by Filmmaker Dorian Chandler
To censor or not to censor?
That is the question.
This week marked a controversial move by publisherNew South Books and Mark Twain scholar Alan Gribbento remove the word “nigger” from their new edition of Twain’s novel The Adventures of Huckleberry Finn.
Nigger is used 219 times in the original novel and will be replaced by the word “slave” in the revamped version. The censored version is an attempt to reposition Huckleberry Finn within the American grade school curricula lexicon. By censoring language are we blatantly distorting historical context? Will students get more out of censorship then provoked discourse?
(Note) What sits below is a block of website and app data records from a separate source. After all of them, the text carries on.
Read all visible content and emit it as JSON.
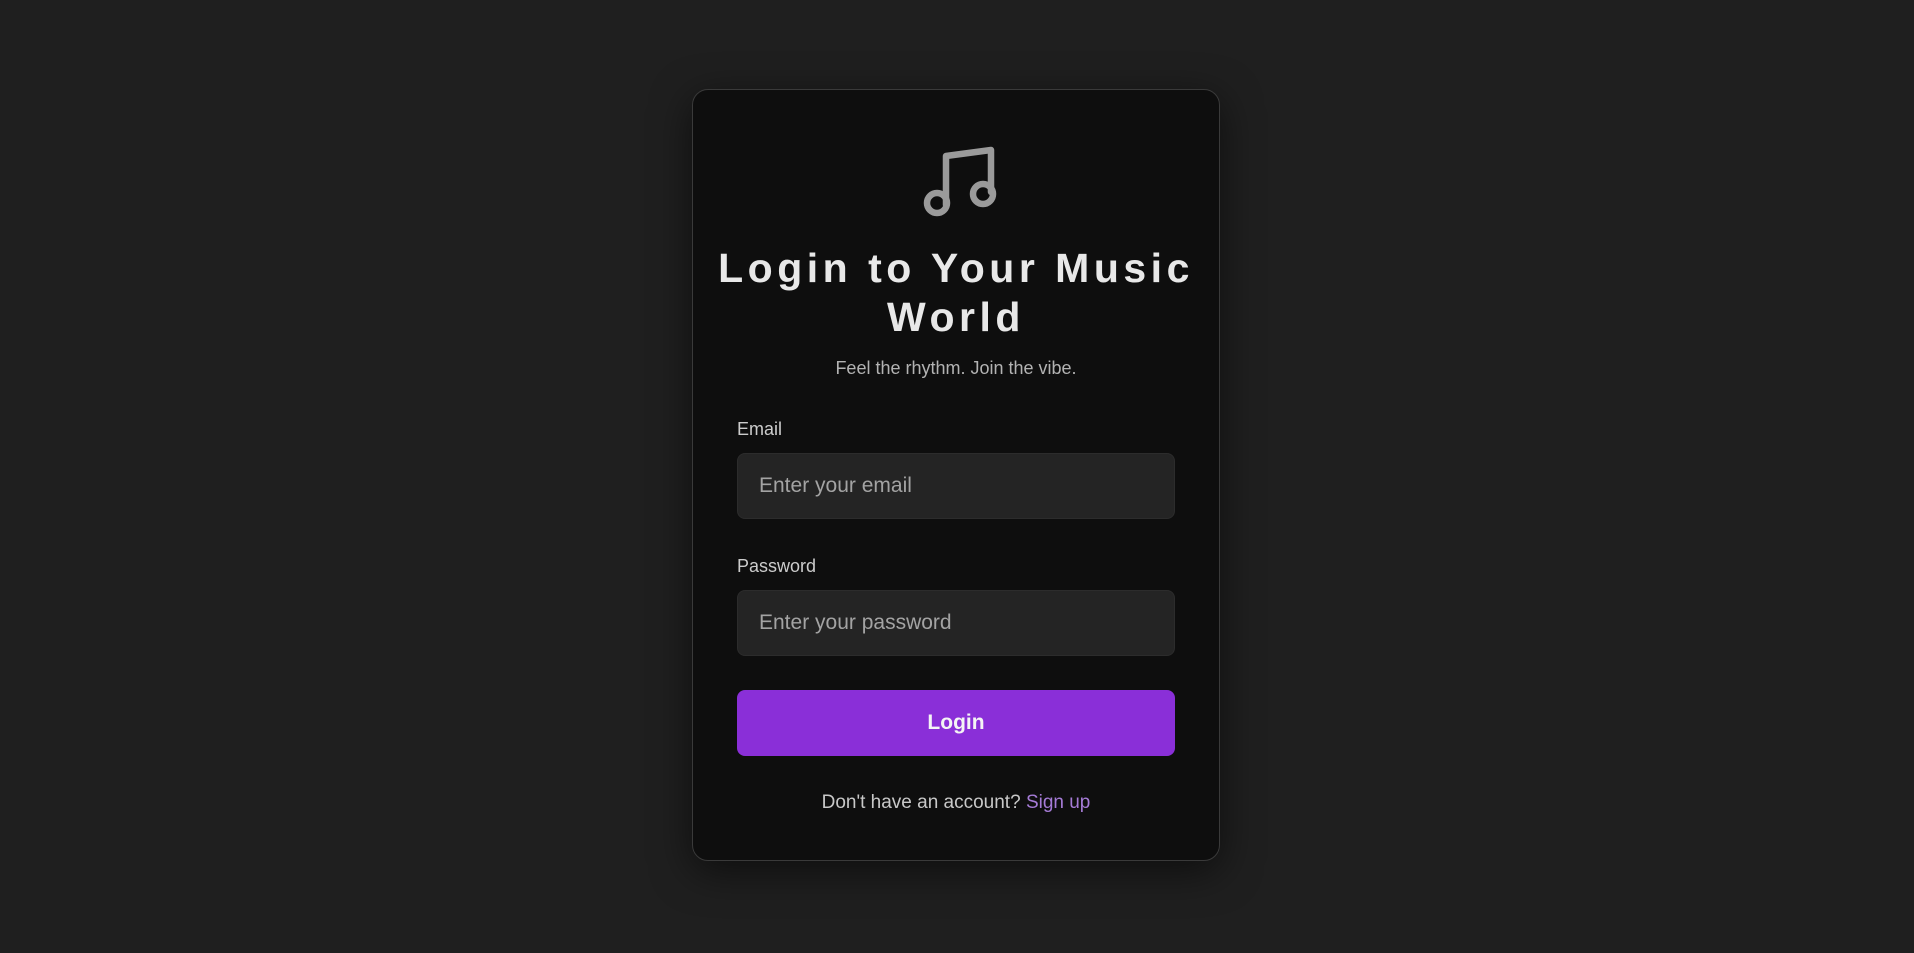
{
  "brand": {
    "icon": "music-note-icon",
    "icon_color": "#9a9a9a"
  },
  "header": {
    "title": "Login to Your Music World",
    "subtitle": "Feel the rhythm. Join the vibe."
  },
  "form": {
    "email_label": "Email",
    "email_placeholder": "Enter your email",
    "email_value": "",
    "password_label": "Password",
    "password_placeholder": "Enter your password",
    "password_value": "",
    "login_label": "Login"
  },
  "footer": {
    "prompt": "Don't have an account?",
    "signup_label": "Sign up"
  },
  "colors": {
    "page_background": "#1f1f1f",
    "card_background": "#0e0e0e",
    "accent": "#8a2fd8",
    "link": "#a57bd6"
  }
}
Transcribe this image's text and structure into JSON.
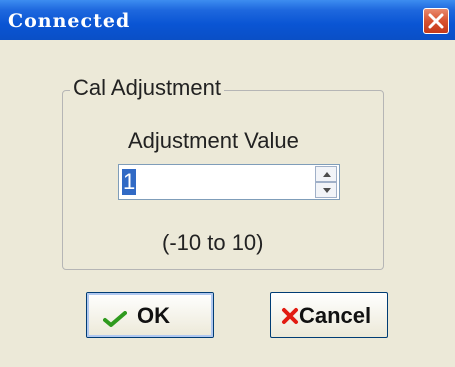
{
  "window": {
    "title": "Connected"
  },
  "group": {
    "legend": "Cal Adjustment"
  },
  "adjustment": {
    "label": "Adjustment Value",
    "value": "1",
    "range_text": "(-10 to 10)"
  },
  "buttons": {
    "ok_label": "OK",
    "cancel_label": "Cancel"
  },
  "colors": {
    "title_bar": "#0a55d4",
    "close_button": "#d85230",
    "selection": "#316ac5",
    "ok_check": "#2f9a1e",
    "cancel_x": "#e21b12"
  },
  "icons": {
    "close": "close-icon",
    "check": "checkmark-icon",
    "cancel": "cross-icon",
    "up": "arrow-up-icon",
    "down": "arrow-down-icon"
  }
}
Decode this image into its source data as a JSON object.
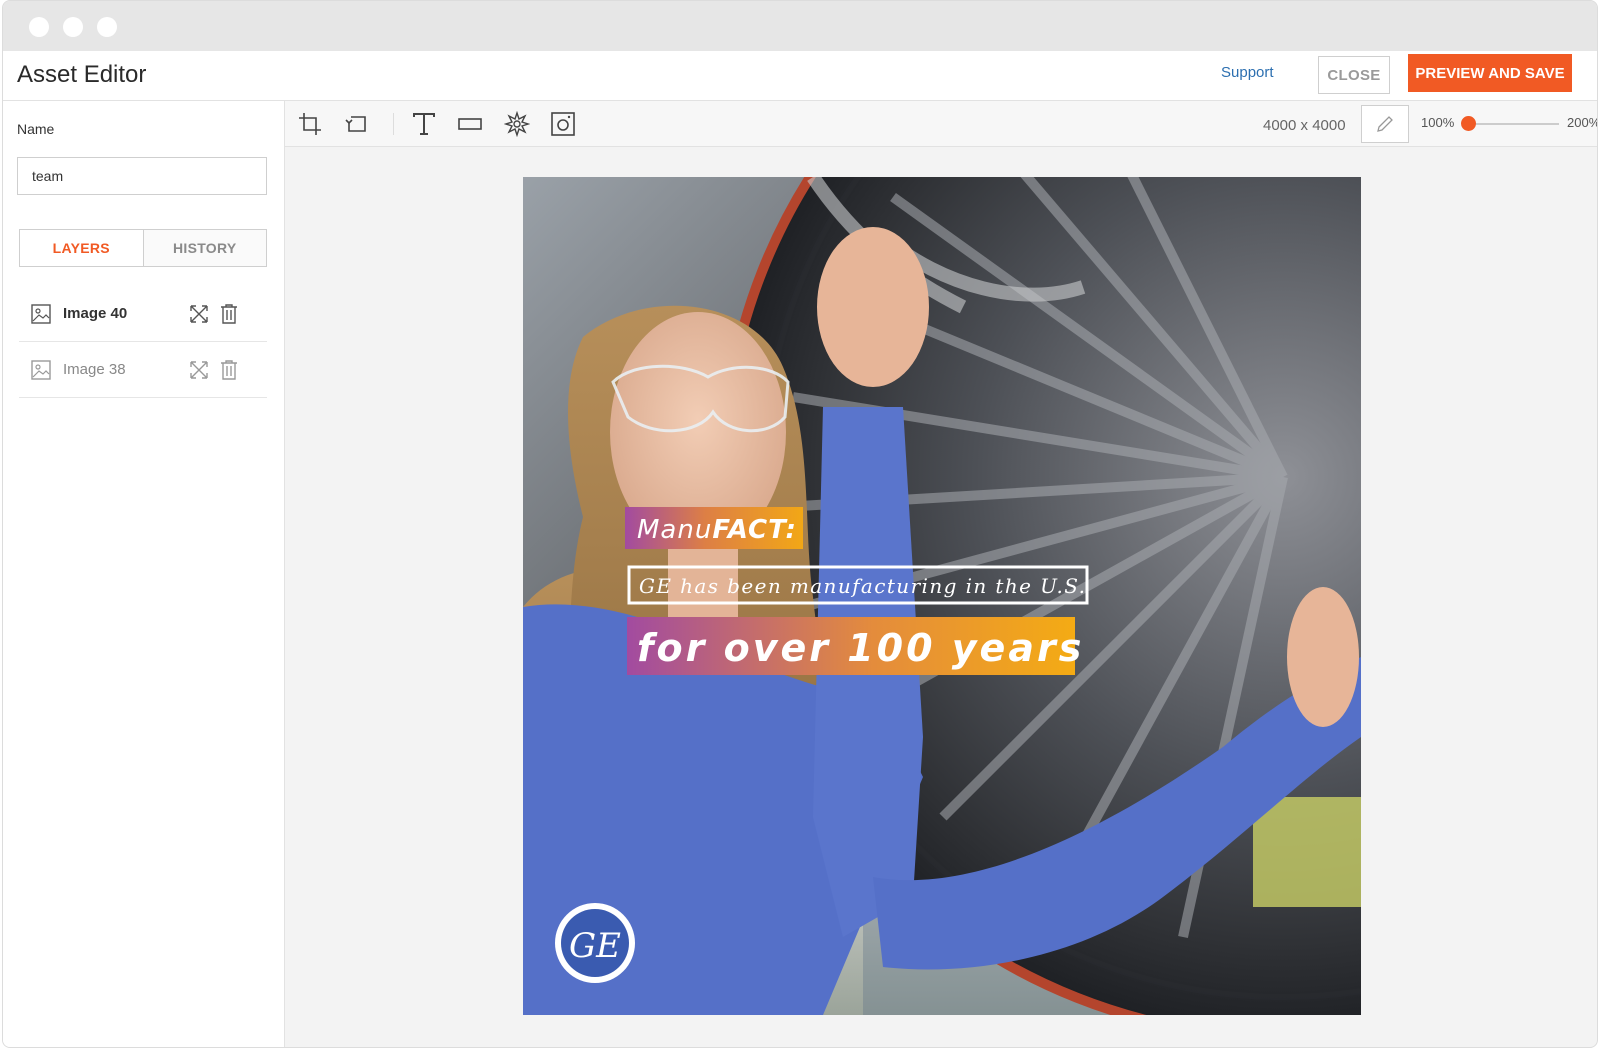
{
  "app": {
    "title": "Asset Editor"
  },
  "header": {
    "support": "Support",
    "close": "CLOSE",
    "preview_save": "PREVIEW AND SAVE"
  },
  "sidebar": {
    "name_label": "Name",
    "name_value": "team",
    "tabs": [
      {
        "label": "LAYERS",
        "active": true
      },
      {
        "label": "HISTORY",
        "active": false
      }
    ],
    "layers": [
      {
        "name": "Image 40",
        "selected": true
      },
      {
        "name": "Image 38",
        "selected": false
      }
    ]
  },
  "toolbar": {
    "tools": [
      "crop-icon",
      "rotate-icon",
      "text-icon",
      "rectangle-icon",
      "sticker-icon",
      "instagram-icon"
    ],
    "dimensions": "4000 x 4000",
    "zoom_min": "100%",
    "zoom_max": "200%",
    "zoom_level": 0
  },
  "canvas": {
    "headline_a": "Manu",
    "headline_b": "FACT:",
    "line2": "GE has been manufacturing in the U.S.",
    "line3": "for over 100 years",
    "logo_text": "GE"
  },
  "colors": {
    "accent": "#f15a24",
    "link": "#2c6fb0",
    "sweater": "#5570c8"
  }
}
I’m not a fan of censorship, especially when it relates to art and education. As an artist who often uses film and language to explore the complex word “nigger” I have experienced censorship firsthand. My film and website will often be called “N Nation” instead of its original name: “Nigger Nation.” As the filmmaker, it’s disconcerting one would take it upon themselves to edit and censor my work in the very forums it was made to be addressed, like classrooms and film screenings. After its viewing, there is always a dialog seeking to share their experiences with the word “nigger” and it’s place in society. When it is introduced as “N Nation”, it almost mutes the discussion by making it apparent from the start that this is an uncomfortable word to say, let alone have a conversation about.